**Data supplied**
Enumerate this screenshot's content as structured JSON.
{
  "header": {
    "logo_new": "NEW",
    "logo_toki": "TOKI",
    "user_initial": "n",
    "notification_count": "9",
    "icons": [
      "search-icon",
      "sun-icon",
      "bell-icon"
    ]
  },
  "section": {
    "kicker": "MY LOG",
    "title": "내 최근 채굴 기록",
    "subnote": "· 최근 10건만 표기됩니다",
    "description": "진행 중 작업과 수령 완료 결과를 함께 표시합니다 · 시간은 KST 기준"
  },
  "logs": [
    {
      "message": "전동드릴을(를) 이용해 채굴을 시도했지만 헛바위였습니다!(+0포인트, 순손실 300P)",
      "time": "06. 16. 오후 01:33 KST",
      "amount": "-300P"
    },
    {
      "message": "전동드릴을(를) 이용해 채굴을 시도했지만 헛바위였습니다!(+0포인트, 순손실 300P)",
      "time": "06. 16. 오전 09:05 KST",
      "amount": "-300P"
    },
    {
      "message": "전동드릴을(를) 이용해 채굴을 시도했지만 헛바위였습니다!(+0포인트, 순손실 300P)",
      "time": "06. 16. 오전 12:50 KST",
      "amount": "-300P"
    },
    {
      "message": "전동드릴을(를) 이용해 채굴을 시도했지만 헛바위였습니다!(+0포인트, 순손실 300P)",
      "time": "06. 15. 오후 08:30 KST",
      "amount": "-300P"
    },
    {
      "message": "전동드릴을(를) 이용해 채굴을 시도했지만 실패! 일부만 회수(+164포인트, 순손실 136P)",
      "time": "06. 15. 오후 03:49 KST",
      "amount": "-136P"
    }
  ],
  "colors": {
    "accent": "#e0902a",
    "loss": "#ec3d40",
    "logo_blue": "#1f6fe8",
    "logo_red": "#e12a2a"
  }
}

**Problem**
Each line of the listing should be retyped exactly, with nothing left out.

**Response box**
Enumerate this screenshot's content as structured JSON.
{
  "header": {
    "logo_new": "NEW",
    "logo_toki": "TOKI",
    "user_initial": "n",
    "notification_count": "9",
    "icons": [
      "search-icon",
      "sun-icon",
      "bell-icon"
    ]
  },
  "section": {
    "kicker": "MY LOG",
    "title": "내 최근 채굴 기록",
    "subnote": "· 최근 10건만 표기됩니다",
    "description": "진행 중 작업과 수령 완료 결과를 함께 표시합니다 · 시간은 KST 기준"
  },
  "logs": [
    {
      "message": "전동드릴을(를) 이용해 채굴을 시도했지만 헛바위였습니다!(+0포인트, 순손실 300P)",
      "time": "06. 16. 오후 01:33 KST",
      "amount": "-300P"
    },
    {
      "message": "전동드릴을(를) 이용해 채굴을 시도했지만 헛바위였습니다!(+0포인트, 순손실 300P)",
      "time": "06. 16. 오전 09:05 KST",
      "amount": "-300P"
    },
    {
      "message": "전동드릴을(를) 이용해 채굴을 시도했지만 헛바위였습니다!(+0포인트, 순손실 300P)",
      "time": "06. 16. 오전 12:50 KST",
      "amount": "-300P"
    },
    {
      "message": "전동드릴을(를) 이용해 채굴을 시도했지만 헛바위였습니다!(+0포인트, 순손실 300P)",
      "time": "06. 15. 오후 08:30 KST",
      "amount": "-300P"
    },
    {
      "message": "전동드릴을(를) 이용해 채굴을 시도했지만 실패! 일부만 회수(+164포인트, 순손실 136P)",
      "time": "06. 15. 오후 03:49 KST",
      "amount": "-136P"
    }
  ],
  "colors": {
    "accent": "#e0902a",
    "loss": "#ec3d40",
    "logo_blue": "#1f6fe8",
    "logo_red": "#e12a2a"
  }
}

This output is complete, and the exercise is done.